'Sexting' is playing an increasingly insidious role in young people's relationships. So there is clearly a need to educate children about the risks of this behaviour to them and other young people whose images they share.
The amount of data that government agencies has is enormous. It is not a massive leap for this to be used to place on the electoral register those deemed eligible to vote.... If Labour wins the general election we will begin working on plans on how we can introduce automatic voter registration. But before then, we're stuck with the current system.
Alastair Campbell deserves congratulations on an engaging text that can help other talented and committed people with potential for success to become winners themselves.
At Milton Keynes College we have a strapline: Transforming lives through learning. It is so much more than a strapline - we really believe in it and ...
In recent weeks, we have celebrated International Women's Day and mused over Lord Davies' latest 'Women on Boards' report. 'Women in the workplace' has been a topic right at the top of the global agenda...
With Beyond The Ballot, HuffPost UK wants to spark a national conversation on the three urgent issues which have largely failed to make a pinprick in the Westminster bubble - the failure to deal compassionately with mental illness, the silent millions stuck in the extortionate rental market, and the cack-handed efforts to regulate and censor the internet. Crucially, we're using our What's Working approach to look for solutions to these hard-to-tackle topics, to pin down politicians on concrete policies they think will solve these pressing problems. We are calling for an end to meaningless 'we need to do more' rhetoric.
Increasing NHS funding by £3billion, £8billion, £Xbillion - lovely. But where is it going to be spent? Will it be a repeat of the winter pressures funding where hardly any actually got to struggling A&E departments and GP surgeries? Another round of reorganisation will soak the whole lot up.

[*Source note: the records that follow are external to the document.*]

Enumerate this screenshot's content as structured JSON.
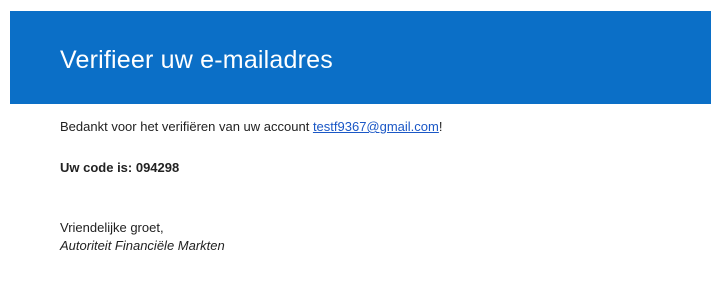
{
  "header": {
    "title": "Verifieer uw e-mailadres"
  },
  "body": {
    "intro_text": "Bedankt voor het verifiëren van uw account ",
    "email": "testf9367@gmail.com",
    "intro_suffix": "!",
    "code_line": "Uw code is: 094298",
    "greeting": "Vriendelijke groet,",
    "signature": "Autoriteit Financiële Markten"
  },
  "colors": {
    "header_bg": "#0b6fc7",
    "link": "#1a57c6"
  }
}
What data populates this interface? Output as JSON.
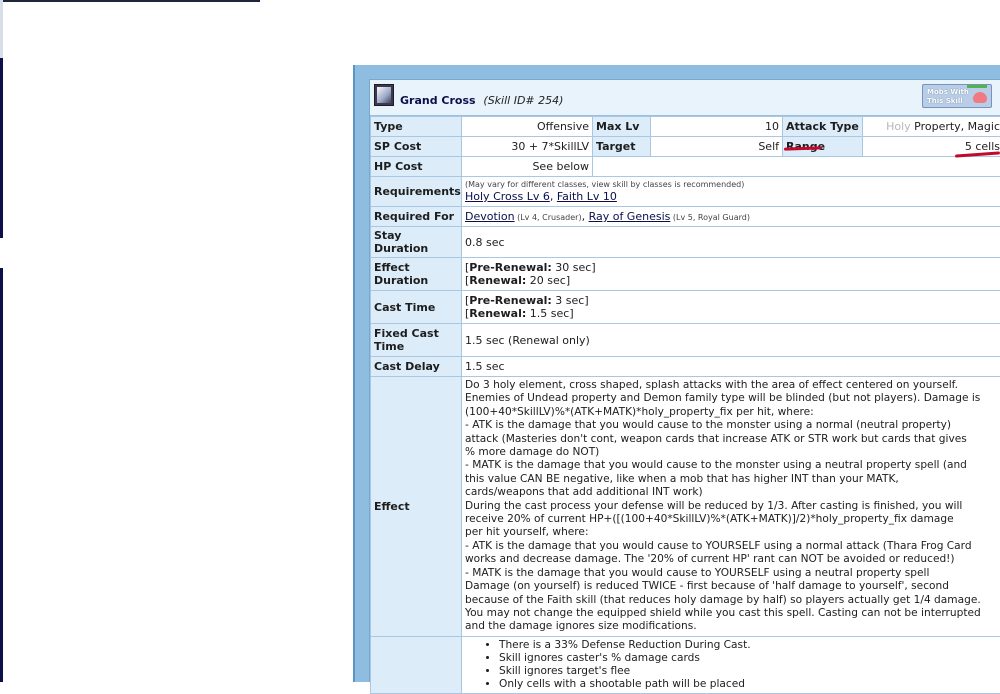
{
  "header": {
    "title": "Grand Cross",
    "skill_id": "(Skill ID# 254)",
    "mobs_button": "Mobs With This Skill"
  },
  "rows": {
    "type_label": "Type",
    "type_value": "Offensive",
    "maxlv_label": "Max Lv",
    "maxlv_value": "10",
    "attack_type_label": "Attack Type",
    "attack_type_holy": "Holy",
    "attack_type_rest": " Property, Magic",
    "sp_cost_label": "SP Cost",
    "sp_cost_value": "30 + 7*SkillLV",
    "target_label": "Target",
    "target_value": "Self",
    "range_label": "Range",
    "range_value": "5 cells",
    "hp_cost_label": "HP Cost",
    "hp_cost_value": "See below",
    "requirements_label": "Requirements",
    "requirements_note": "(May vary for different classes, view skill by classes is recommended)",
    "req_link_1": "Holy Cross Lv 6",
    "req_sep": ", ",
    "req_link_2": "Faith Lv 10",
    "required_for_label": "Required For",
    "rf_link_1": "Devotion",
    "rf_note_1": " (Lv 4, Crusader)",
    "rf_sep": ", ",
    "rf_link_2": "Ray of Genesis",
    "rf_note_2": " (Lv 5, Royal Guard)",
    "stay_label": "Stay Duration",
    "stay_value": "0.8 sec",
    "effect_duration_label": "Effect Duration",
    "ed_pre_label": "Pre-Renewal:",
    "ed_pre_value": " 30 sec",
    "ed_ren_label": "Renewal:",
    "ed_ren_value": " 20 sec",
    "cast_time_label": "Cast Time",
    "ct_pre_label": "Pre-Renewal:",
    "ct_pre_value": " 3 sec",
    "ct_ren_label": "Renewal:",
    "ct_ren_value": " 1.5 sec",
    "fixed_cast_label": "Fixed Cast Time",
    "fixed_cast_value": "1.5 sec (Renewal only)",
    "cast_delay_label": "Cast Delay",
    "cast_delay_value": "1.5 sec",
    "effect_label": "Effect"
  },
  "effect_lines": [
    "Do 3 holy element, cross shaped, splash attacks with the area of effect centered on yourself.",
    "Enemies of Undead property and Demon family type will be blinded (but not players). Damage is",
    "(100+40*SkillLV)%*(ATK+MATK)*holy_property_fix per hit, where:",
    "- ATK is the damage that you would cause to the monster using a normal (neutral property)",
    "attack (Masteries don't cont, weapon cards that increase ATK or STR work but cards that gives",
    "% more damage do NOT)",
    "- MATK is the damage that you would cause to the monster using a neutral property spell (and",
    "this value CAN BE negative, like when a mob that has higher INT than your MATK,",
    "cards/weapons that add additional INT work)",
    "During the cast process your defense will be reduced by 1/3. After casting is finished, you will",
    "receive 20% of current HP+([(100+40*SkillLV)%*(ATK+MATK)]/2)*holy_property_fix damage",
    "per hit yourself, where:",
    "- ATK is the damage that you would cause to YOURSELF using a normal attack (Thara Frog Card",
    "works and decrease damage. The '20% of current HP' rant can NOT be avoided or reduced!)",
    "- MATK is the damage that you would cause to YOURSELF using a neutral property spell",
    "Damage (on yourself) is reduced TWICE - first because of 'half damage to yourself', second",
    "because of the Faith skill (that reduces holy damage by half) so players actually get 1/4 damage.",
    "You may not change the equipped shield while you cast this spell. Casting can not be interrupted",
    "and the damage ignores size modifications."
  ],
  "notes": [
    "There is a 33% Defense Reduction During Cast.",
    "Skill ignores caster's % damage cards",
    "Skill ignores target's flee",
    "Only cells with a shootable path will be placed"
  ],
  "colors": {
    "panel": "#8fbde0",
    "label_bg": "#dcecf9",
    "label_text": "#0b0f4a",
    "annotation": "#c0092c"
  }
}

So we're just under a month away from the General Election and I find myself already bored of the endless news coverage, with absolutely no excitement or anticipation about who will be running our country come the morning of the 8th of May.
Whether Langley's campaign will be helped or hindered by the revelations that he is also known as Johnny Rockard in the porn industry, is yet to be seen. Either way, it seems unlikely that it will play no part in his electoral successes and failures. I suppose in more ways than one, it is a hard one to call.